Aim of the exercise >> Find the string "connectés" in the data, and copy out each line that has it.

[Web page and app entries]
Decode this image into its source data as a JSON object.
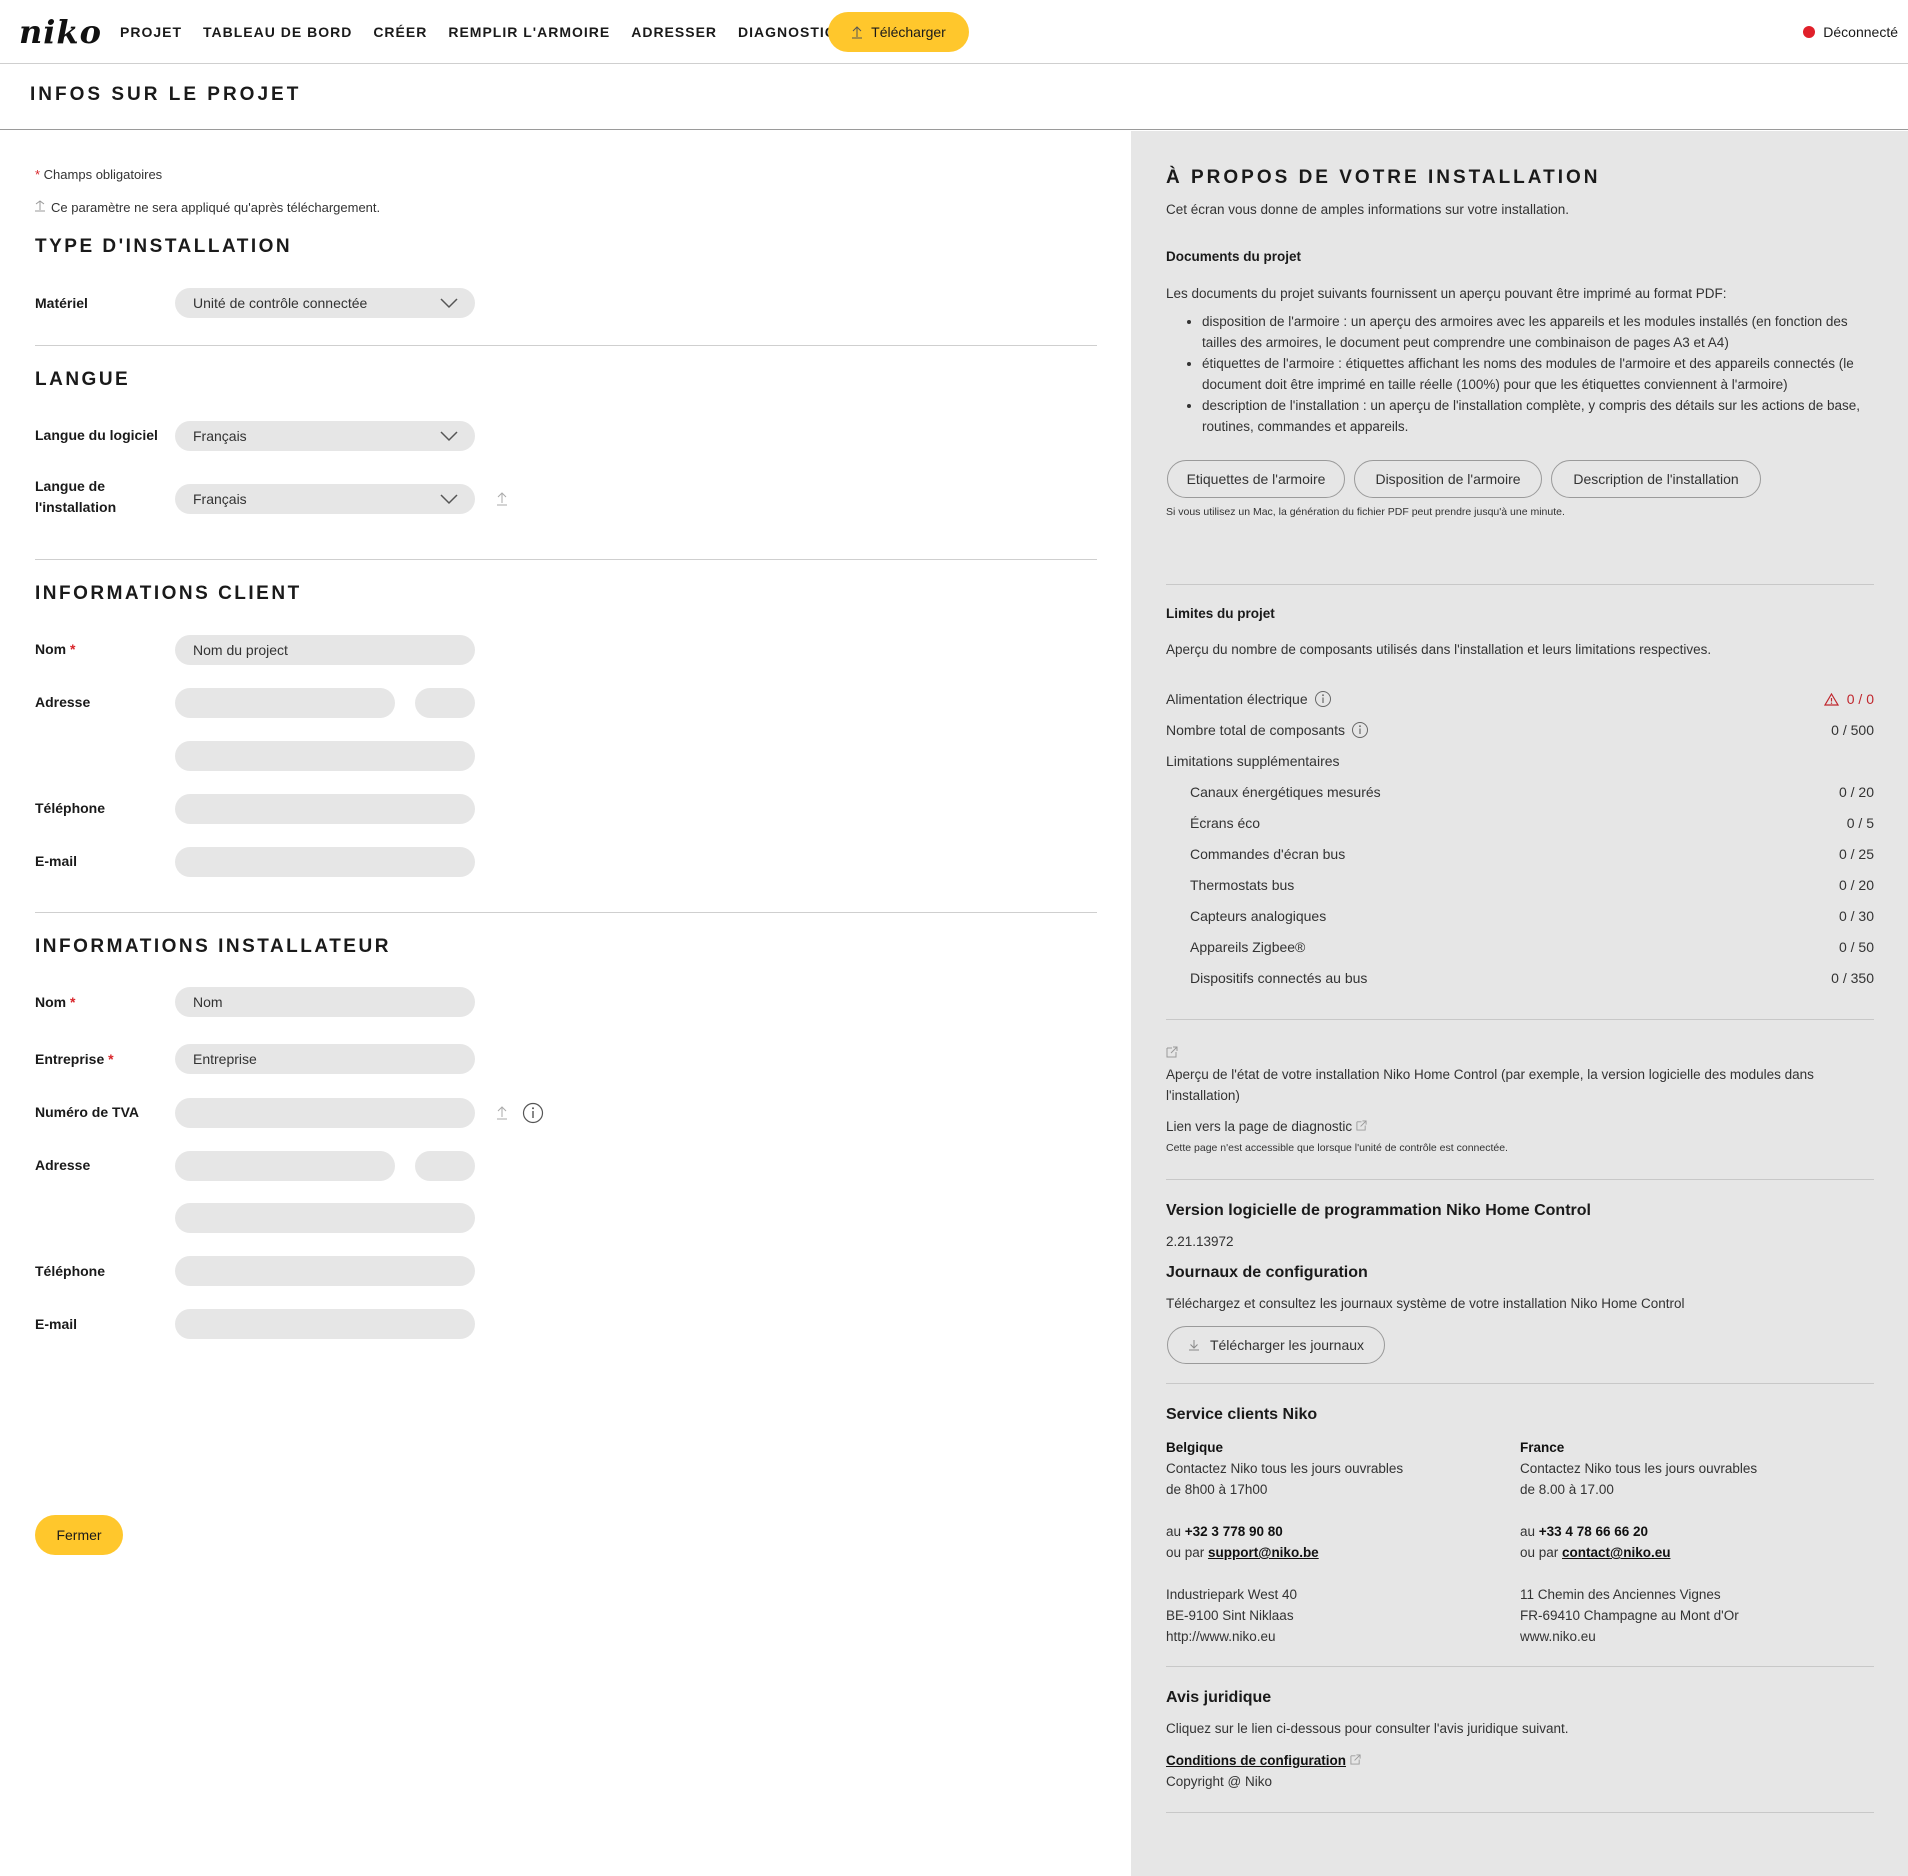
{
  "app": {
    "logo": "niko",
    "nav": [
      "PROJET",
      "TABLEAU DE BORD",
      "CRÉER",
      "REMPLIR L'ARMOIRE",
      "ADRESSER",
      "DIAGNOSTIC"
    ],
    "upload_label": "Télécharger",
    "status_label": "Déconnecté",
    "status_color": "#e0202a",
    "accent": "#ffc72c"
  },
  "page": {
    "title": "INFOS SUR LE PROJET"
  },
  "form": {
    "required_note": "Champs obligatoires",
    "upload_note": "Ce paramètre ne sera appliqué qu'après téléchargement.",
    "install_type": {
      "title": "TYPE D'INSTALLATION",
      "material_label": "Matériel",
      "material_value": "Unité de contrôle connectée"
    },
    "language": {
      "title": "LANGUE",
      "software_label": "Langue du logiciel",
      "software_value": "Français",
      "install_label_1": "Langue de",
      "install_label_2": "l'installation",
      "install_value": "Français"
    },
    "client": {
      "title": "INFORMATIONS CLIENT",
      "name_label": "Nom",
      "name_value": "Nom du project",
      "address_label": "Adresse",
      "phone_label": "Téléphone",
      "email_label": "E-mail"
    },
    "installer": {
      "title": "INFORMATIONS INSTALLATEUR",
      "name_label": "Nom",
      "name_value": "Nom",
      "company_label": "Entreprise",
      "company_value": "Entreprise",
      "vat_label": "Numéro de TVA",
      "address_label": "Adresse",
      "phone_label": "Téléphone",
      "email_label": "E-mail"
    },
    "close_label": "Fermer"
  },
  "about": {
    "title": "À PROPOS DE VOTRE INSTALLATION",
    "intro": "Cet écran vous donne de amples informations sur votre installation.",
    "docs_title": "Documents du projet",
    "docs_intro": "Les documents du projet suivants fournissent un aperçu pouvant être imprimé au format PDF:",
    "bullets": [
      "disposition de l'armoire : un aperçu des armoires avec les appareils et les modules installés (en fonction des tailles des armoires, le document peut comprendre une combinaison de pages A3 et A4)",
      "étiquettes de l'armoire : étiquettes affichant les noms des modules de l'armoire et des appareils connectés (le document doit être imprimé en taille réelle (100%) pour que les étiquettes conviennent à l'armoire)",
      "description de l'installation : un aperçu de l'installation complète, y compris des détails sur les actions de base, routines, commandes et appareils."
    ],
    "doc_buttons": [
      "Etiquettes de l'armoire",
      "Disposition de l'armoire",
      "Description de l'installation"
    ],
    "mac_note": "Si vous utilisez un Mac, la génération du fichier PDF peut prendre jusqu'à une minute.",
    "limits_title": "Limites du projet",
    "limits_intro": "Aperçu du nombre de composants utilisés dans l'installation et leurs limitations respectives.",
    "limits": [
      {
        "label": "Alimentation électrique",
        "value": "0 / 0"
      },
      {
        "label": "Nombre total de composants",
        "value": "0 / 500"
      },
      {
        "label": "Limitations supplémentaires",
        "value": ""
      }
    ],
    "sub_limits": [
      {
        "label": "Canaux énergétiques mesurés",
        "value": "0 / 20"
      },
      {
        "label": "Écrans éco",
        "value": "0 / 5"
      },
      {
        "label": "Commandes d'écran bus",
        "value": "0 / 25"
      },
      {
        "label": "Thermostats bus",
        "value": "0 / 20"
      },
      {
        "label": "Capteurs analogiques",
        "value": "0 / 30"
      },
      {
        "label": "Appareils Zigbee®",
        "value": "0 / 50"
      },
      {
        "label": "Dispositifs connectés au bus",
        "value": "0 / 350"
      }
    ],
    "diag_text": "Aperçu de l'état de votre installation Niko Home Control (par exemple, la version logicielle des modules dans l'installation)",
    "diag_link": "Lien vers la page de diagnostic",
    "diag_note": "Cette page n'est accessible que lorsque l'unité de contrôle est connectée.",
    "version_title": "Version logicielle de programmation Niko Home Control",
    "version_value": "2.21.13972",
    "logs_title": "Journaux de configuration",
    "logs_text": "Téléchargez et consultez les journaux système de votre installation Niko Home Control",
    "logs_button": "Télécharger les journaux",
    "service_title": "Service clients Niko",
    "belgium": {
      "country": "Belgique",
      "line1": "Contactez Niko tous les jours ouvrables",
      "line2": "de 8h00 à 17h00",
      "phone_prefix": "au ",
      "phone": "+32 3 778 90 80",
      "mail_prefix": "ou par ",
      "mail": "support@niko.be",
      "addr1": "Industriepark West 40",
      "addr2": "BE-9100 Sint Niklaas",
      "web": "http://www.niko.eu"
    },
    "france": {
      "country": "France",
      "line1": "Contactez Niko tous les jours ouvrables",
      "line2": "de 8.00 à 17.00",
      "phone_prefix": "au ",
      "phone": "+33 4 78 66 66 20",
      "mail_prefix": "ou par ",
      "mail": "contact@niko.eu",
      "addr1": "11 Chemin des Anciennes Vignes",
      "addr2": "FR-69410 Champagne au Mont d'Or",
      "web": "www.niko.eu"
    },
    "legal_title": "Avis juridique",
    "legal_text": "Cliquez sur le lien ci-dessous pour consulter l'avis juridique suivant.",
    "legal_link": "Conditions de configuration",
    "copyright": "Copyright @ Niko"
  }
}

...

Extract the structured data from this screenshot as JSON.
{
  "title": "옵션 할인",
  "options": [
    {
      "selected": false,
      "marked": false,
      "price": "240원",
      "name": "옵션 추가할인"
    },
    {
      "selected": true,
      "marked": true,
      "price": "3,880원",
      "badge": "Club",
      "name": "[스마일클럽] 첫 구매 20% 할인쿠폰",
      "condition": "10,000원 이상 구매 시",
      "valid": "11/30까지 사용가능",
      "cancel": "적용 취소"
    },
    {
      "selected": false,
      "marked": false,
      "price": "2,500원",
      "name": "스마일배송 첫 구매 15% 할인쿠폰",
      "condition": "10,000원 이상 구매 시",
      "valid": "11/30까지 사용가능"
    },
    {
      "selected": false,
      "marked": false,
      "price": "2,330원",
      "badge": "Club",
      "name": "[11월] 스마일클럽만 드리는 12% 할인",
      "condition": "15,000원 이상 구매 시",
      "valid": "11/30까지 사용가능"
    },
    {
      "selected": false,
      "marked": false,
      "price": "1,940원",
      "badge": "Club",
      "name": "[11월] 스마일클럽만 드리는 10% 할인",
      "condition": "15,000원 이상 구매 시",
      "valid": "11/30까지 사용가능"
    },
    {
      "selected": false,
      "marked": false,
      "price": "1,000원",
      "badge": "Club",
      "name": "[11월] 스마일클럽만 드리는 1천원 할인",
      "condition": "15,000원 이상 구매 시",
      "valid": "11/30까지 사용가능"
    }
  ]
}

Response >>
      "étiquettes de l'armoire : étiquettes affichant les noms des modules de l'armoire et des appareils connectés (le document doit être imprimé en taille réelle (100%) pour que les étiquettes conviennent à l'armoire)",
        "label": "Dispositifs connectés au bus",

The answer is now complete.